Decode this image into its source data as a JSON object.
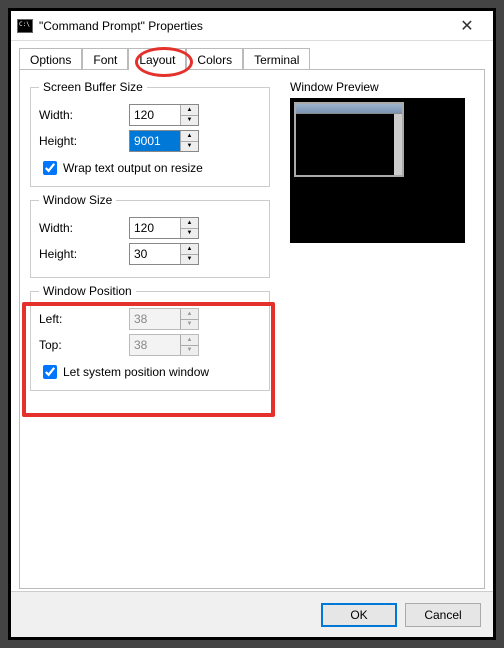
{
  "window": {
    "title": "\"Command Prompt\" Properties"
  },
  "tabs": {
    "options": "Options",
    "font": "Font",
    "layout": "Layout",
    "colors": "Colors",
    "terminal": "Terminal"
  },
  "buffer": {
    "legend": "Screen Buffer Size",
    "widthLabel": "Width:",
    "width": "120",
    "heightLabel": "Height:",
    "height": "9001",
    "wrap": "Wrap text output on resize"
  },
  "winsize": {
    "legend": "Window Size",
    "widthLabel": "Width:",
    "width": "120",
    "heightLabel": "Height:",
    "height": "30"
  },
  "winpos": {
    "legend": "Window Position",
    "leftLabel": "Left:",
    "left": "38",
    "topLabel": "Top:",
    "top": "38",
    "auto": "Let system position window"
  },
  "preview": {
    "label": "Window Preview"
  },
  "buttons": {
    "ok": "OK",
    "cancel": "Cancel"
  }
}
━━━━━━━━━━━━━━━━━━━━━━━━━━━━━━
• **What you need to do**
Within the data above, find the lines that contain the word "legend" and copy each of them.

• **Solution to this problem**
    "legend": "Screen Buffer Size",
    "legend": "Window Size",
    "legend": "Window Position",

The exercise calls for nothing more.